The “Spider” would wrestle all comers—$1 for each minute you could stay in the ring with him and $100 if you won. Occasionally, Galento would become frustrated with his opponent and pummel him in the face, an illegal action that drew hisses and a dismissal. Celebrating the unexpected victory, the bleacher bum staggered off the mat, waving the C-note. The cheers and jeers that followed him out would not echo for long.
At 9:31 p.m. September 20, 1952—a Saturday—a three-alarm fire sent eleven fire trucks to a blaze engulfing the Coliseum.
Ray Murphy, living in an apartment directly across the street from the Coliseum, told television and newspaper reporters that just moments before noticing the fire on top of the building, he saw a lightning bolt flash above the structure. It had not rained for 25 days and the wooden roof was dry as kindling.
The night watchman was due to report at 10, which meant only two people were in the building as it went up in flames.

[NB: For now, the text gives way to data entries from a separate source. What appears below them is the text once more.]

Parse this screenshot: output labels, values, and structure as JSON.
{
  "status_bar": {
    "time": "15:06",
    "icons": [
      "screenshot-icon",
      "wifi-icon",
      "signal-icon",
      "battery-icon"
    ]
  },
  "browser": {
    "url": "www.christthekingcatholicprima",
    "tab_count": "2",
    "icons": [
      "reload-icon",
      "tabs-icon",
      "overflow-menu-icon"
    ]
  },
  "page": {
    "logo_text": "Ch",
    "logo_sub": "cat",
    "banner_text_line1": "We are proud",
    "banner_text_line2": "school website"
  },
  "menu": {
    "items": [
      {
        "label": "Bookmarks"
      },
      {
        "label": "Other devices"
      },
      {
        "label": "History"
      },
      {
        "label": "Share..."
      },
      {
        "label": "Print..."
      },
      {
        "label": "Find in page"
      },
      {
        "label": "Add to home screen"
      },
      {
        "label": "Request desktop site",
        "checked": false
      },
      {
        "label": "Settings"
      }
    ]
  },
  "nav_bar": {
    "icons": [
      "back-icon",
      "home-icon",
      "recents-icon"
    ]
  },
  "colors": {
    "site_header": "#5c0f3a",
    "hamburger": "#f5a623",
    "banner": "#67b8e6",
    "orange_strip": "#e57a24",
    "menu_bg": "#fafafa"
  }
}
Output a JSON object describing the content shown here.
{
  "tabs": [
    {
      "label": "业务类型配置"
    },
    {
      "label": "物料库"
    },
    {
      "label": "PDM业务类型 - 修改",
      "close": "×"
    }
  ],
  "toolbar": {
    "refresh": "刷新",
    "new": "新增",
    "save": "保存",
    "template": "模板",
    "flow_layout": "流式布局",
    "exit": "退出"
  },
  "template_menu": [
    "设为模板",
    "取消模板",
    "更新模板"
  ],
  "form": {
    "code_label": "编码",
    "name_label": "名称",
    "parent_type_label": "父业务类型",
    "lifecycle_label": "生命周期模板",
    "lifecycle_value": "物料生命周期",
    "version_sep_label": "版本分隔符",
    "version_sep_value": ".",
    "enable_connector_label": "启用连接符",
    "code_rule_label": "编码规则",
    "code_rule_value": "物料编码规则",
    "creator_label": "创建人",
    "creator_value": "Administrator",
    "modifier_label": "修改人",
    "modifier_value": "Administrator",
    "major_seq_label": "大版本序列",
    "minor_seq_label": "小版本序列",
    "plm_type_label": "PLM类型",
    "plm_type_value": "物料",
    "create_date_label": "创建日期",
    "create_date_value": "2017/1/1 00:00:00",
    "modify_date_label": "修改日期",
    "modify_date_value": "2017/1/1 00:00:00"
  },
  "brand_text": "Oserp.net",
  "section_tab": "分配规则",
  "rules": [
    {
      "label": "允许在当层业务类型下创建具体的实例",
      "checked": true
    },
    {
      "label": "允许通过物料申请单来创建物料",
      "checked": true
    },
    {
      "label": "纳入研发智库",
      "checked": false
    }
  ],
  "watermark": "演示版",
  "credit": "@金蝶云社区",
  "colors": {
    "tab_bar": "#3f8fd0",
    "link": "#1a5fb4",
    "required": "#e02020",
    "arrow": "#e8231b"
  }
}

KAKC, an Avey-owned station, had set up its studios in the building’s basement. In its soundproof catacombs, DJ Bob Griffin, a University of Tulsa freshman, and chief engineer M.M. Donley were monitoring a broadcast of the Mutual Radio Network, having switched from the rain-cancelled stock car races at the Tulsa Fairgrounds. Water from the fire hoses gushed through the soaked ceiling. Griffin climbed the stairs to the street.
Seeing the fire, he rushed back to the control room alerting Donley, but not the listening public, to the fire. Forced by officials to vacate, the two transferred the transmission of the program to a support facility. Moments after they reached 6th Street, the wooden roof and its supporting girders collapsed, pulling down much of the exterior walls.
KAKC manager Jim Neal called Avey, who was attending a house-warming party for his only daughter. Rushing to the scene, he could not bear the sight, saying to a Tulsa World reporter, “I’ve had too many happy memories in that old barn to want to watch it die.” He returned to his home at 16th and Gillette.
Turning on the black-and-white television, Avey and his wife tuned into Channel 6. Located only two blocks from the Coliseum, KOTV had set up a camera on the roof of their building and broke into regular programming four times to show the progress of the fire. A stunned Avey sat in front of the tube as the most popular 10:30 p.m. Saturday night show began—ironically, a film of wrestling matches that featured a four-man, tag-team event in Chicago. “I guess I looked at it,” Avey told the World, “but I don’t even remember it. I was too dazed.” He wasn’t alone.
Among the estimated 12,000 who quickly gathered to watch the inferno was Tulsa’s future hamburger Nazi, J. J. Conley, and his father. Conley remembers his father, who manned the Coliseum lighting system, saying, “Son, you are watching my job go up in smoke.”
Fire Marshal Farl Wagner said to the Tulsa Tribune, “Presumably, lightning struck the southeast corner of the roof. The wooden roof burned quickly.” Within two hours there was only rubble.
Avey had a $300,000 insurance policy for a building that architects, several years earlier, claimed would take nearly $1.5 million to replace. Following the adjuster’s report and settlement, the building was razed and has been a parking lot ever since. Two years ago, daughter Pat petulantly sold the lot to the East Village development consortium and along with it the sentimental remnants of the Tulsa icon that towered over that parcel of land.
A timepiece and a musical instrument were the only coliseum survivors. The precision master clock that provides timing signals to synchronize the building’s network of slave clocks was being repaired off-property. It resides in the Tulsa Historical Society lobby.